# To do:
Your task is to copy the records that follow exactly, minus any images.

Segment Open

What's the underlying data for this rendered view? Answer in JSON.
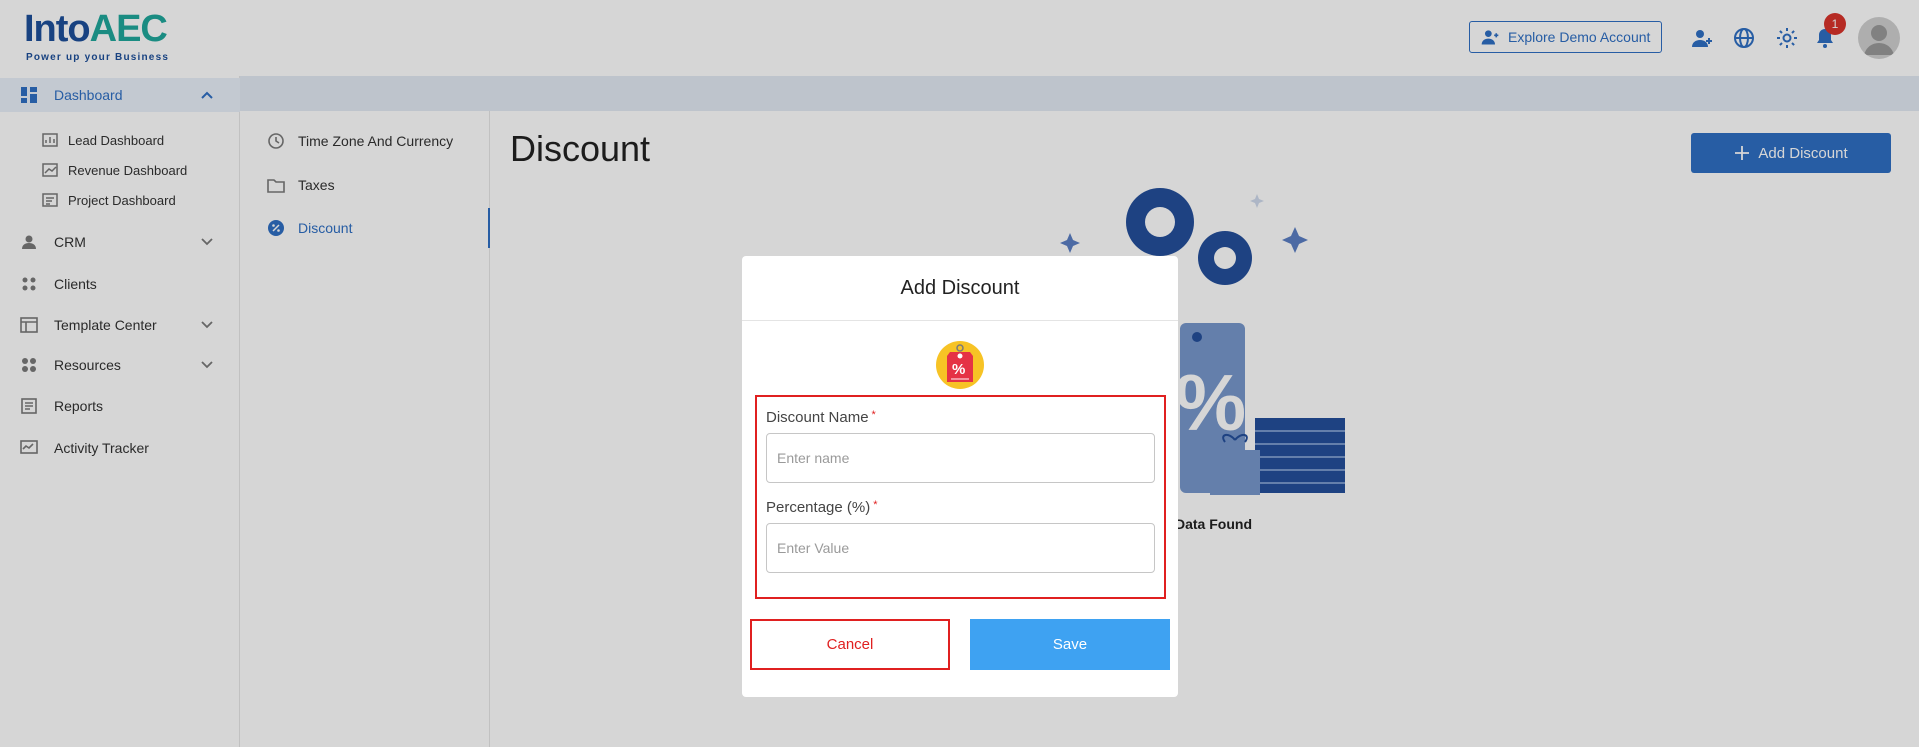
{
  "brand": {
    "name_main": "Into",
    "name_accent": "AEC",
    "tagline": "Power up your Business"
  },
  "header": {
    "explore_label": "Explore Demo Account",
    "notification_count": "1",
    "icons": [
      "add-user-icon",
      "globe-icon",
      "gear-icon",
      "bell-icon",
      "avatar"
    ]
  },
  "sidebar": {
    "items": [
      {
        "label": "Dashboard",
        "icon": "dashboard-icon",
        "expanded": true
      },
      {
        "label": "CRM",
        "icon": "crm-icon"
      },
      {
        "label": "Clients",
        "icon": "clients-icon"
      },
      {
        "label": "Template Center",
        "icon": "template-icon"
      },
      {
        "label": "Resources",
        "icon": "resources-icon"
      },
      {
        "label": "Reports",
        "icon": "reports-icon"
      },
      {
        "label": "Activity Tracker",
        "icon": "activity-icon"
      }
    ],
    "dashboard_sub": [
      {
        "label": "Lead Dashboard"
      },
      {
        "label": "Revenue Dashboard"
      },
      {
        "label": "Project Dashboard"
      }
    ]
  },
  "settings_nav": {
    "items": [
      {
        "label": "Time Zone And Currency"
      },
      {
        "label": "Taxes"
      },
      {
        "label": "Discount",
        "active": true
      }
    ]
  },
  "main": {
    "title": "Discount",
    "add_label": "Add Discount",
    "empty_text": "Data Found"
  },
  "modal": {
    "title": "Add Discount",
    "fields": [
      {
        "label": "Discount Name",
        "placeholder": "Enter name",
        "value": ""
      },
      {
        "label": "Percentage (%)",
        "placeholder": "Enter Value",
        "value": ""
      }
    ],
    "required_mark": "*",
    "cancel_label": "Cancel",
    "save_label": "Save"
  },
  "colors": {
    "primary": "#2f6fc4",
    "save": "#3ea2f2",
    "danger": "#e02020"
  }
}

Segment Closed

# Problem solution:
What's the underlying data for this rendered view? Answer in JSON.
{
  "brand": {
    "name_main": "Into",
    "name_accent": "AEC",
    "tagline": "Power up your Business"
  },
  "header": {
    "explore_label": "Explore Demo Account",
    "notification_count": "1",
    "icons": [
      "add-user-icon",
      "globe-icon",
      "gear-icon",
      "bell-icon",
      "avatar"
    ]
  },
  "sidebar": {
    "items": [
      {
        "label": "Dashboard",
        "icon": "dashboard-icon",
        "expanded": true
      },
      {
        "label": "CRM",
        "icon": "crm-icon"
      },
      {
        "label": "Clients",
        "icon": "clients-icon"
      },
      {
        "label": "Template Center",
        "icon": "template-icon"
      },
      {
        "label": "Resources",
        "icon": "resources-icon"
      },
      {
        "label": "Reports",
        "icon": "reports-icon"
      },
      {
        "label": "Activity Tracker",
        "icon": "activity-icon"
      }
    ],
    "dashboard_sub": [
      {
        "label": "Lead Dashboard"
      },
      {
        "label": "Revenue Dashboard"
      },
      {
        "label": "Project Dashboard"
      }
    ]
  },
  "settings_nav": {
    "items": [
      {
        "label": "Time Zone And Currency"
      },
      {
        "label": "Taxes"
      },
      {
        "label": "Discount",
        "active": true
      }
    ]
  },
  "main": {
    "title": "Discount",
    "add_label": "Add Discount",
    "empty_text": "Data Found"
  },
  "modal": {
    "title": "Add Discount",
    "fields": [
      {
        "label": "Discount Name",
        "placeholder": "Enter name",
        "value": ""
      },
      {
        "label": "Percentage (%)",
        "placeholder": "Enter Value",
        "value": ""
      }
    ],
    "required_mark": "*",
    "cancel_label": "Cancel",
    "save_label": "Save"
  },
  "colors": {
    "primary": "#2f6fc4",
    "save": "#3ea2f2",
    "danger": "#e02020"
  }
}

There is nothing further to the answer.